The unending succession of scams and scandals, which underlined the rot in all the organs and extensions of the state and took centre stage in public discourse during the annus horribilis that 2010 turned out to be, forced the powers that be to spell out their strategy to tackle the problem of corruption.
Breaking her long silence over the issue, Mrs. Sonia Gandhi delineated her prescription for combating corruption in her presidential address at the Congress Plenary Session at Burari (Delhi) on December 18, 2010. Welcoming this exhortation, Common Cause has addressed the following open letter to Mrs. Sonia Gandhi to urge her to translate Congress Party's declaration of intent into concrete action.
January 14, 2011
Dear Mrs. Gandhi,
I am addressing this open letter to you on behalf of Common Cause, an NGO campaigning for good governance and probity in public life.
Your speech at the last AICC session laid down five action points to tackle corruption. These are
i) State funding of political processes and parties,
ii) Fast-tracking of all cases of corruption by public servants, including politicians,
iii) Legislation, clear procedures and full transparency in public procurement and contracts and protection of whistle blowers.
iv) All discretionary powers, particularly in land allocation, breed corruption and should be reviewed and relinquished.
v) An open and competitive system for exploitation of mineral resources should be put in place.
The first action point calls for a political consensus. The National Advisory Council, which has in its ranks some eminent leaders of civil society, could initiate, lead and widen this debate and draft a legislation, a job that the first NAC did admirably in the case of the Right To Information Act and the National Rural Employment Guarantee Act.
The other four action points are clearly in the domain of the government. Only a strong-willed government, which is sincere in its determination to roll back the seemingly inexorable march of corruption, can implement your prescription and thereby command the respect of "Aam Aadmi". Recent election results from Bihar unambiguously point to this trend.

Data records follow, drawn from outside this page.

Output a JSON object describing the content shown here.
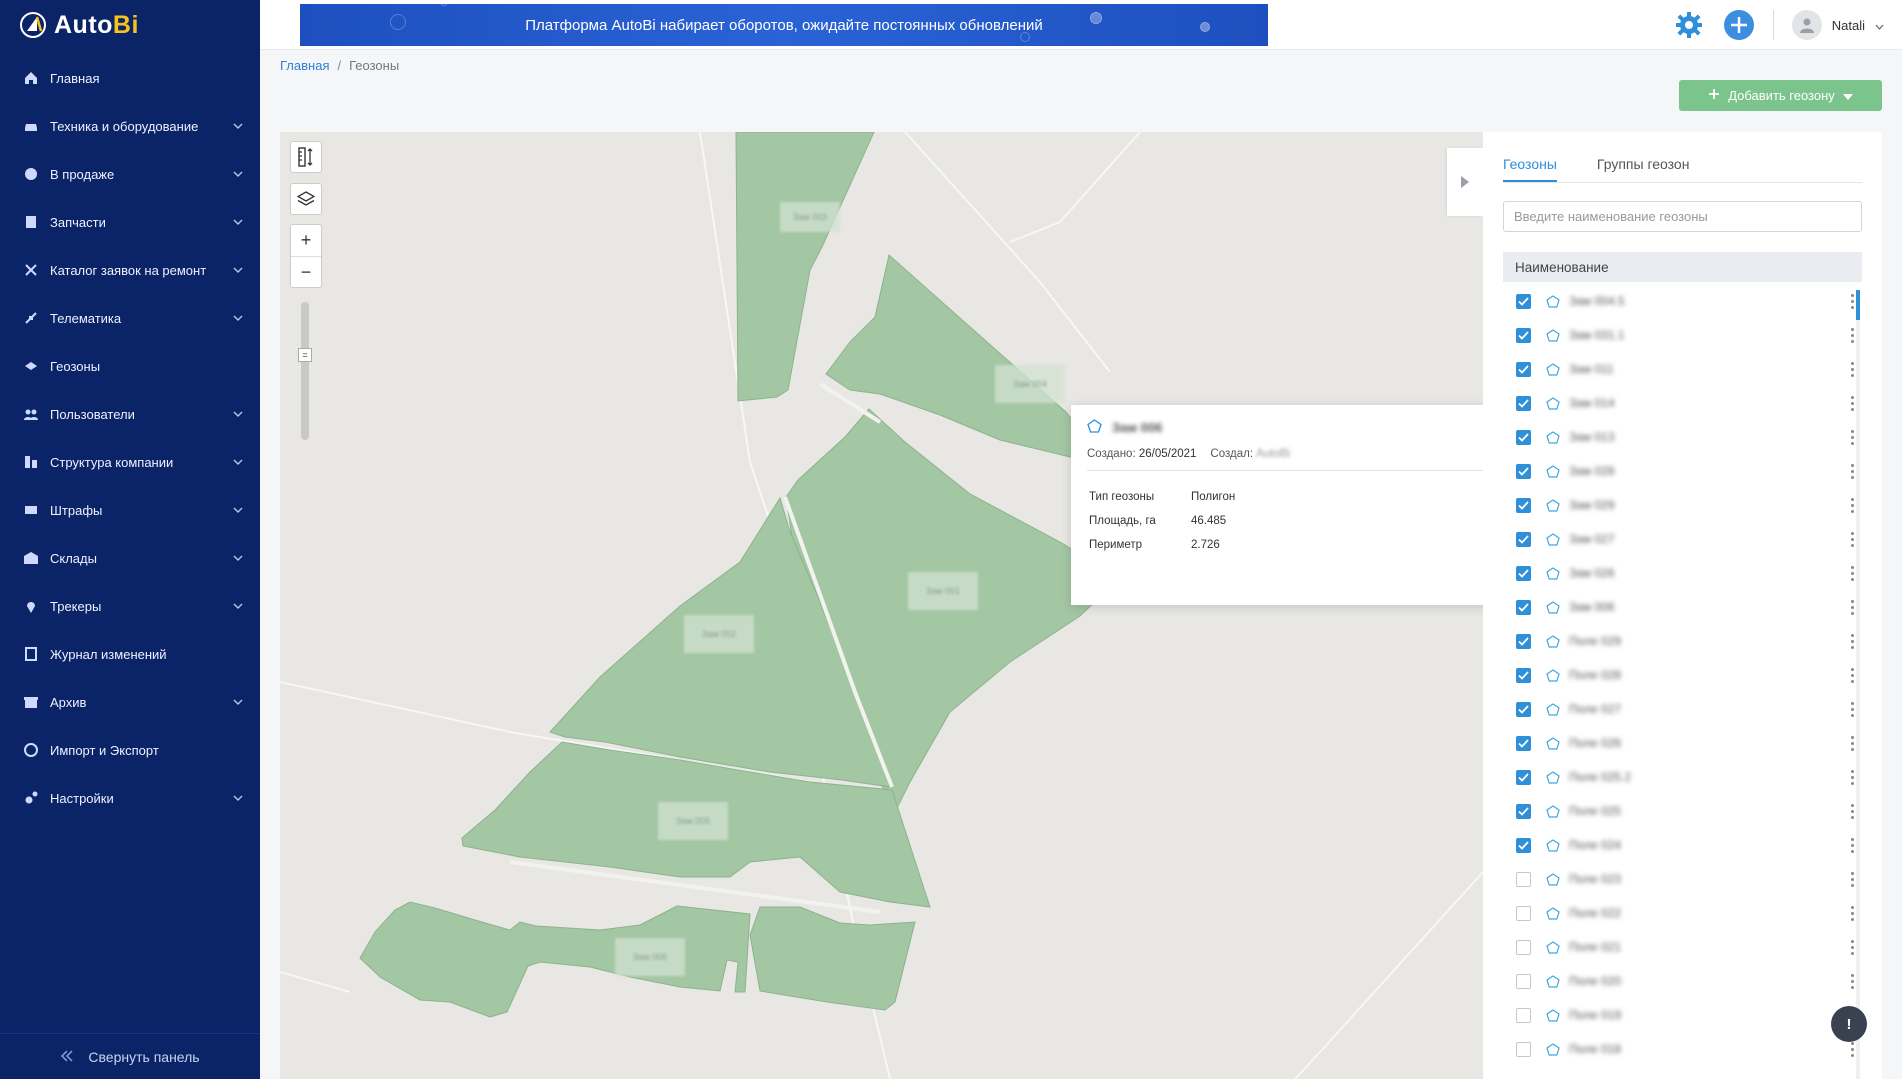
{
  "app": {
    "name_main": "Auto",
    "name_accent": "Bi"
  },
  "sidebar": {
    "items": [
      {
        "label": "Главная",
        "icon": "home-icon",
        "has_children": false
      },
      {
        "label": "Техника и оборудование",
        "icon": "car-icon",
        "has_children": true
      },
      {
        "label": "В продаже",
        "icon": "sale-icon",
        "has_children": true
      },
      {
        "label": "Запчасти",
        "icon": "parts-icon",
        "has_children": true
      },
      {
        "label": "Каталог заявок на ремонт",
        "icon": "wrench-icon",
        "has_children": true
      },
      {
        "label": "Телематика",
        "icon": "satellite-icon",
        "has_children": true
      },
      {
        "label": "Геозоны",
        "icon": "geozone-icon",
        "has_children": false
      },
      {
        "label": "Пользователи",
        "icon": "users-icon",
        "has_children": true
      },
      {
        "label": "Структура компании",
        "icon": "structure-icon",
        "has_children": true
      },
      {
        "label": "Штрафы",
        "icon": "fine-icon",
        "has_children": true
      },
      {
        "label": "Склады",
        "icon": "warehouse-icon",
        "has_children": true
      },
      {
        "label": "Трекеры",
        "icon": "pin-icon",
        "has_children": true
      },
      {
        "label": "Журнал изменений",
        "icon": "journal-icon",
        "has_children": false
      },
      {
        "label": "Архив",
        "icon": "archive-icon",
        "has_children": true
      },
      {
        "label": "Импорт и Экспорт",
        "icon": "import-export-icon",
        "has_children": false
      },
      {
        "label": "Настройки",
        "icon": "settings-icon",
        "has_children": true
      }
    ],
    "collapse_label": "Свернуть панель"
  },
  "topbar": {
    "banner_text": "Платформа AutoBi набирает оборотов, ожидайте постоянных обновлений",
    "user_name": "Natali"
  },
  "breadcrumb": {
    "home": "Главная",
    "separator": "/",
    "current": "Геозоны"
  },
  "actions": {
    "add_geozone": "Добавить геозону"
  },
  "popup": {
    "title": "Зам 006",
    "created_label": "Создано:",
    "created_value": "26/05/2021",
    "author_label": "Создал:",
    "author_value": "AutoBi",
    "props": [
      {
        "key": "Тип геозоны",
        "value": "Полигон"
      },
      {
        "key": "Площадь, га",
        "value": "46.485"
      },
      {
        "key": "Периметр",
        "value": "2.726"
      }
    ]
  },
  "panel": {
    "tabs": [
      {
        "label": "Геозоны",
        "active": true
      },
      {
        "label": "Группы геозон",
        "active": false
      }
    ],
    "search_placeholder": "Введите наименование геозоны",
    "column_header": "Наименование",
    "rows": [
      {
        "name": "Зам 004.5",
        "checked": true
      },
      {
        "name": "Зам 031.1",
        "checked": true
      },
      {
        "name": "Зам 011",
        "checked": true
      },
      {
        "name": "Зам 014",
        "checked": true
      },
      {
        "name": "Зам 013",
        "checked": true
      },
      {
        "name": "Зам 028",
        "checked": true
      },
      {
        "name": "Зам 029",
        "checked": true
      },
      {
        "name": "Зам 027",
        "checked": true
      },
      {
        "name": "Зам 026",
        "checked": true
      },
      {
        "name": "Зам 006",
        "checked": true
      },
      {
        "name": "Поле 029",
        "checked": true
      },
      {
        "name": "Поле 028",
        "checked": true
      },
      {
        "name": "Поле 027",
        "checked": true
      },
      {
        "name": "Поле 026",
        "checked": true
      },
      {
        "name": "Поле 025.2",
        "checked": true
      },
      {
        "name": "Поле 025",
        "checked": true
      },
      {
        "name": "Поле 024",
        "checked": true
      },
      {
        "name": "Поле 023",
        "checked": false
      },
      {
        "name": "Поле 022",
        "checked": false
      },
      {
        "name": "Поле 021",
        "checked": false
      },
      {
        "name": "Поле 020",
        "checked": false
      },
      {
        "name": "Поле 019",
        "checked": false
      },
      {
        "name": "Поле 018",
        "checked": false
      }
    ]
  },
  "map": {
    "zone_labels": [
      "Зам 003",
      "Зам 004",
      "Зам 001",
      "Зам 002",
      "Зам 005",
      "Зам 006"
    ]
  },
  "colors": {
    "sidebar_bg": "#0b2468",
    "accent_blue": "#2f8fd9",
    "add_button": "#7bc48b",
    "zone_fill": "#a3c6a3"
  }
}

The bureaucracy naturally resists attempts to hold it accountable for its deeds of omission and commission. It also tends to drag its feet when tasked to implement systemic reforms aimed at combating corruption. For example, The Benami Transactions (Prohibition) Act was passed by the Rajiv Gandhi Government in 1988. More than two decades later, it still remains a dead letter, because the rules required for implementation of the Act are yet to be framed. Similarly, progress in another significant initiative of the Rajiv Gandhi Government viz. computerization of land records, is so patchy that even the titles of government lands have not fully been computerized. The prevailing ambiguity facilitates alienation of government lands and spawns scams such as Adarsh Society, Sukhna Lake and may be thousands more as yet undiscovered.

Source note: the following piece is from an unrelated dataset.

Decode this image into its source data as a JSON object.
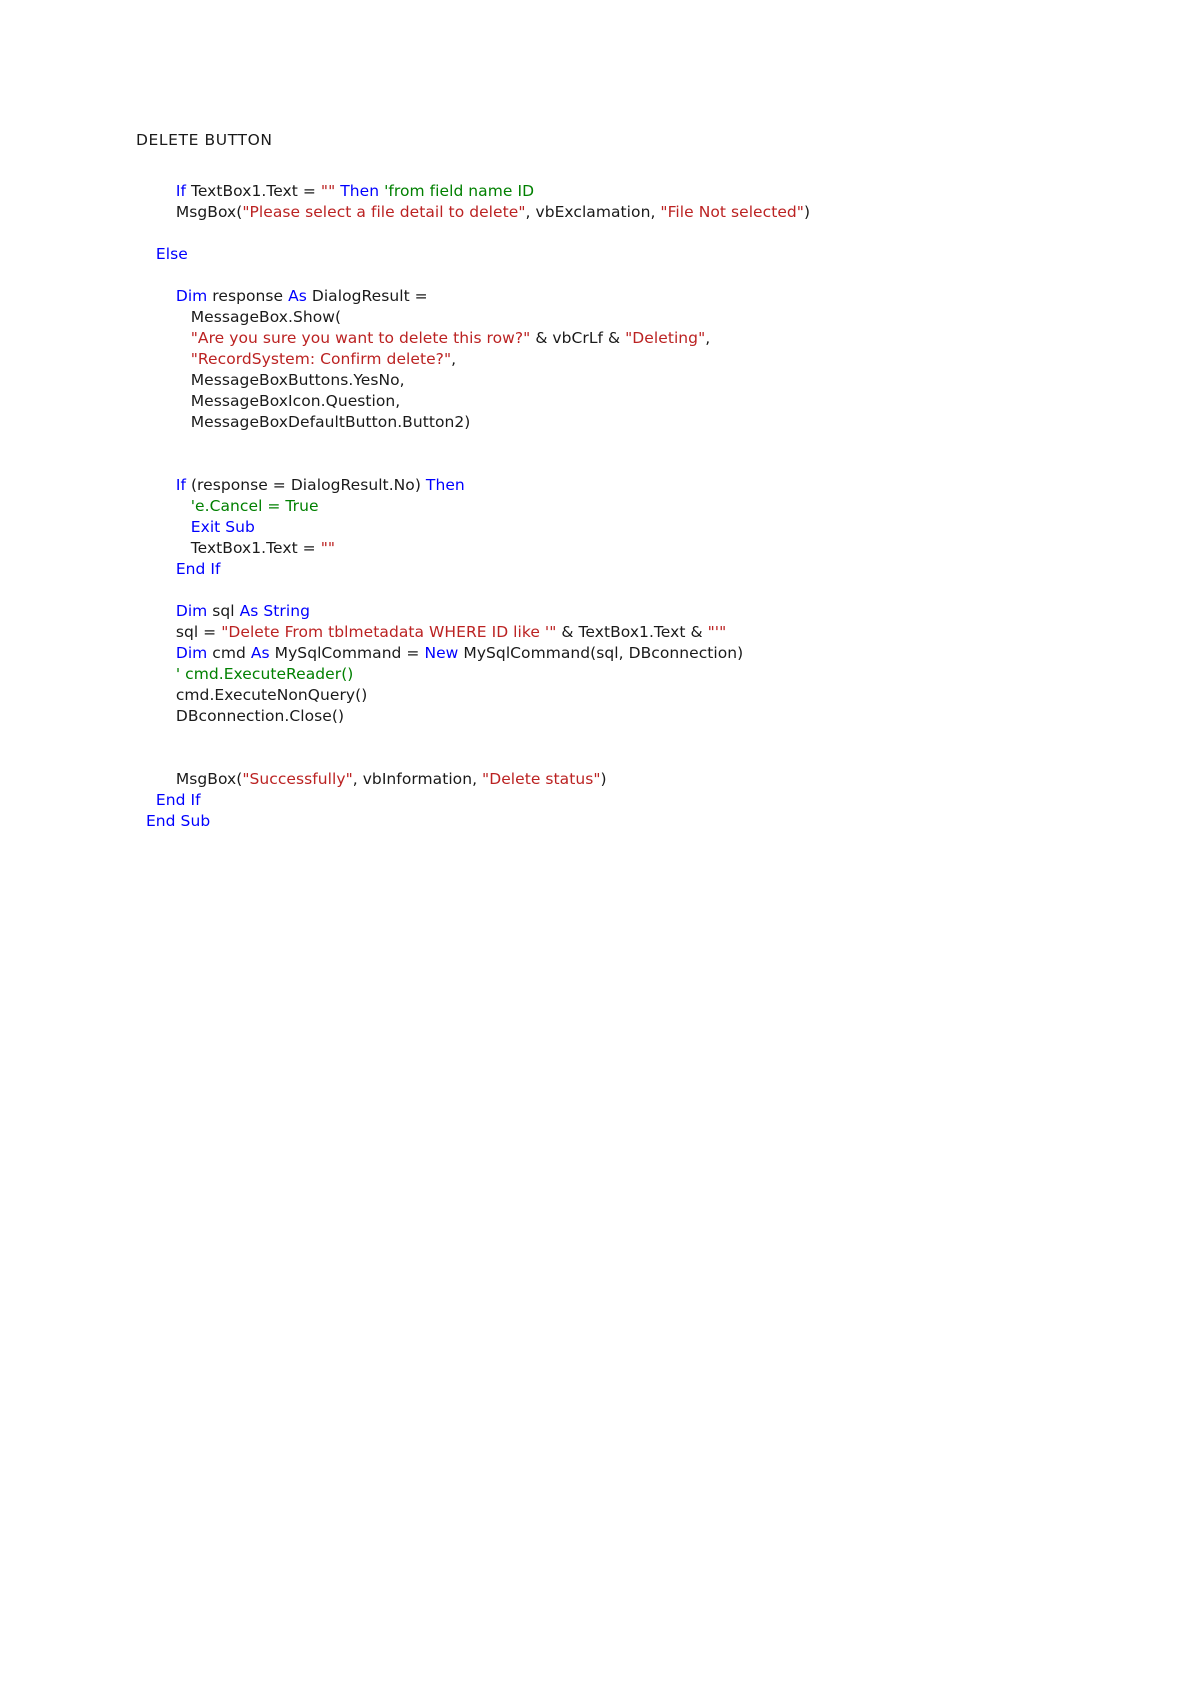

No wonder that the bureaucracy is in an overdrive to undermine the landmark RTI Act, 2005 by abusing the process of subordinate legislation. Unless the bureaucracy is restructured and made accountable for its actions and inactions like ordinary citizens, your political initiatives would not amount to much.
We urge you, as Chairperson of UPA, to direct the UPA governments at the Centre and in the states urgently to initiate action on the lines indicated by you and also undertake reforms of the administrative structure as recommended by the Second Administrative Reforms Commission set up by the first UPA Government.
With warm regards,
(Kamal Kant Jaswal)
Mrs. Sonia Gandhi,
Indian National Congress,
10, Janpath, New Delhi 110011